Couste also said of the parent group’s determination to restructure and further develop the Greek bank, underlining the major increase in share capital currently under way. Holding a 52.33 percent stake in Geniki, SocGen would cover all of its rights in the increase, while the French group has expressed willingness to cover any rights not taken up.

According to officials from the French group, Societe Generale’s expansion to Greece was a strategic choice and selling subsidiary banks or moving out of countries is not part of the group’s philosophy. Indicatively, they cited only two cases in which SocGen has ever exited from investments in foreign countries, specifically in Argentina, where it sold a subsidiary bank, and in Nigeria, with the termination of certain activities there, in both cases being compelled by extraneous factors.

To further bolster Geniki Bank, the parent group decided to go ahead with a share capital increase of 210 million euros, with procedures expected to have been concluded by Monday. The increase was deemed to be imperative in order to restore the bank’s capital base, as its six-month capital adequacy index dropped to 4.75 percent, way below the 8.0 percent limit imposed by the Bank of Greece.

Geniki officials estimate that the credit institution could be back on a profitable track in 2008, saying that certain operations which had caused a major increase in expenses have since been remedied through network renewal, portfolio streamlining and restructuring of internal processes, and would allow the bank to henceforth operate on a new footing. In addition, Geniki is planning to market a series of new products in the field of bancassurance, as well as in consumer credit.

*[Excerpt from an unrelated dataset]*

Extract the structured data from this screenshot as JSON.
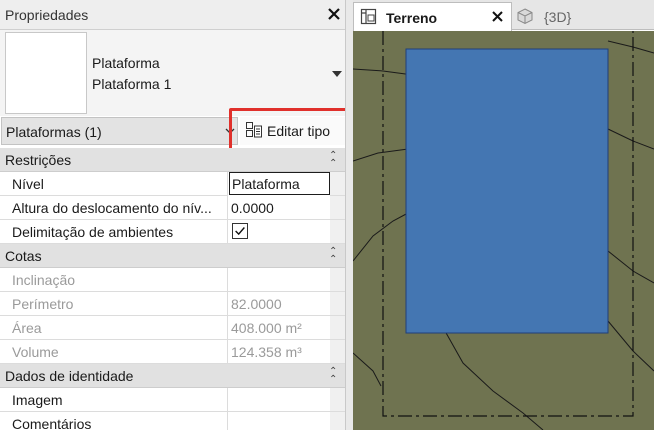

In recent weeks, the bank’s stock has been drawing investor interest, with a major increase in the volume of transactions. The upward trend was fed primarily by speculation about possible changes in Geniki’s ownership. Though stock market officials regard it as a natural development in view of the fact that the bank’s share price had fallen to historic lows.